## What you are asked to do
Set the data down exactly as it stands, and keep its pictures out.

## Data in this exercise

[Start of Attachment]

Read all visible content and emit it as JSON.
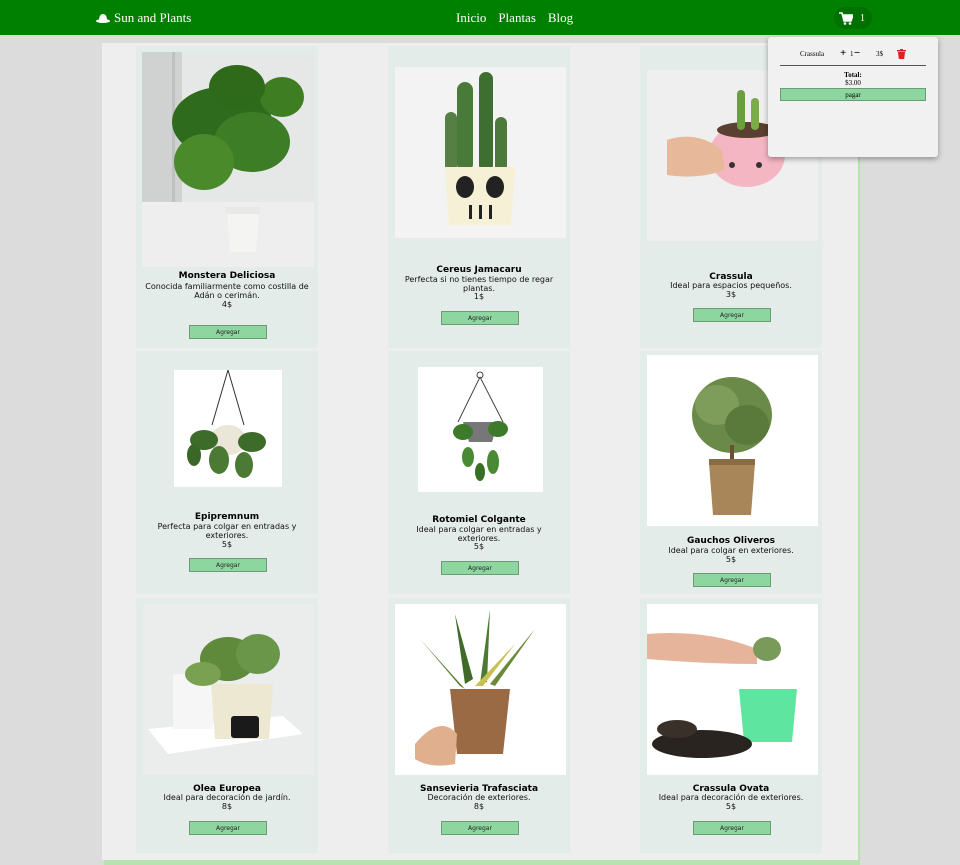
{
  "nav": {
    "brand": "Sun and Plants",
    "links": [
      "Inicio",
      "Plantas",
      "Blog"
    ],
    "cart_count": "1"
  },
  "products": [
    {
      "name": "Monstera Deliciosa",
      "desc": "Conocida familiarmente como costilla de Adán o cerimán.",
      "price": "4$",
      "button": "Agregar"
    },
    {
      "name": "Cereus Jamacaru",
      "desc": "Perfecta si no tienes tiempo de regar plantas.",
      "price": "1$",
      "button": "Agregar"
    },
    {
      "name": "Crassula",
      "desc": "Ideal para espacios pequeños.",
      "price": "3$",
      "button": "Agregar"
    },
    {
      "name": "Epipremnum",
      "desc": "Perfecta para colgar en entradas y exteriores.",
      "price": "5$",
      "button": "Agregar"
    },
    {
      "name": "Rotomiel Colgante",
      "desc": "Ideal para colgar en entradas y exteriores.",
      "price": "5$",
      "button": "Agregar"
    },
    {
      "name": "Gauchos Oliveros",
      "desc": "Ideal para colgar en exteriores.",
      "price": "5$",
      "button": "Agregar"
    },
    {
      "name": "Olea Europea",
      "desc": "Ideal para decoración de jardín.",
      "price": "8$",
      "button": "Agregar"
    },
    {
      "name": "Sansevieria Trafasciata",
      "desc": "Decoración de exteriores.",
      "price": "8$",
      "button": "Agregar"
    },
    {
      "name": "Crassula Ovata",
      "desc": "Ideal para decoración de exteriores.",
      "price": "5$",
      "button": "Agregar"
    }
  ],
  "cart": {
    "items": [
      {
        "name": "Crassula",
        "plus": "+",
        "qty": "1",
        "minus": "−",
        "price": "3$"
      }
    ],
    "total_label": "Total:",
    "total_value": "$3.00",
    "pay_button": "pagar"
  },
  "colors": {
    "nav": "#008000",
    "button": "#8ed6a0",
    "card": "#e4ece9",
    "trash": "#e02020"
  },
  "icons": {
    "brand": "hat-icon",
    "cart": "cart-icon",
    "remove": "trash-icon"
  }
}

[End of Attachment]

## Result of the exercise
Read all visible content and emit it as JSON.
{
  "nav": {
    "brand": "Sun and Plants",
    "links": [
      "Inicio",
      "Plantas",
      "Blog"
    ],
    "cart_count": "1"
  },
  "products": [
    {
      "name": "Monstera Deliciosa",
      "desc": "Conocida familiarmente como costilla de Adán o cerimán.",
      "price": "4$",
      "button": "Agregar"
    },
    {
      "name": "Cereus Jamacaru",
      "desc": "Perfecta si no tienes tiempo de regar plantas.",
      "price": "1$",
      "button": "Agregar"
    },
    {
      "name": "Crassula",
      "desc": "Ideal para espacios pequeños.",
      "price": "3$",
      "button": "Agregar"
    },
    {
      "name": "Epipremnum",
      "desc": "Perfecta para colgar en entradas y exteriores.",
      "price": "5$",
      "button": "Agregar"
    },
    {
      "name": "Rotomiel Colgante",
      "desc": "Ideal para colgar en entradas y exteriores.",
      "price": "5$",
      "button": "Agregar"
    },
    {
      "name": "Gauchos Oliveros",
      "desc": "Ideal para colgar en exteriores.",
      "price": "5$",
      "button": "Agregar"
    },
    {
      "name": "Olea Europea",
      "desc": "Ideal para decoración de jardín.",
      "price": "8$",
      "button": "Agregar"
    },
    {
      "name": "Sansevieria Trafasciata",
      "desc": "Decoración de exteriores.",
      "price": "8$",
      "button": "Agregar"
    },
    {
      "name": "Crassula Ovata",
      "desc": "Ideal para decoración de exteriores.",
      "price": "5$",
      "button": "Agregar"
    }
  ],
  "cart": {
    "items": [
      {
        "name": "Crassula",
        "plus": "+",
        "qty": "1",
        "minus": "−",
        "price": "3$"
      }
    ],
    "total_label": "Total:",
    "total_value": "$3.00",
    "pay_button": "pagar"
  },
  "colors": {
    "nav": "#008000",
    "button": "#8ed6a0",
    "card": "#e4ece9",
    "trash": "#e02020"
  },
  "icons": {
    "brand": "hat-icon",
    "cart": "cart-icon",
    "remove": "trash-icon"
  }
}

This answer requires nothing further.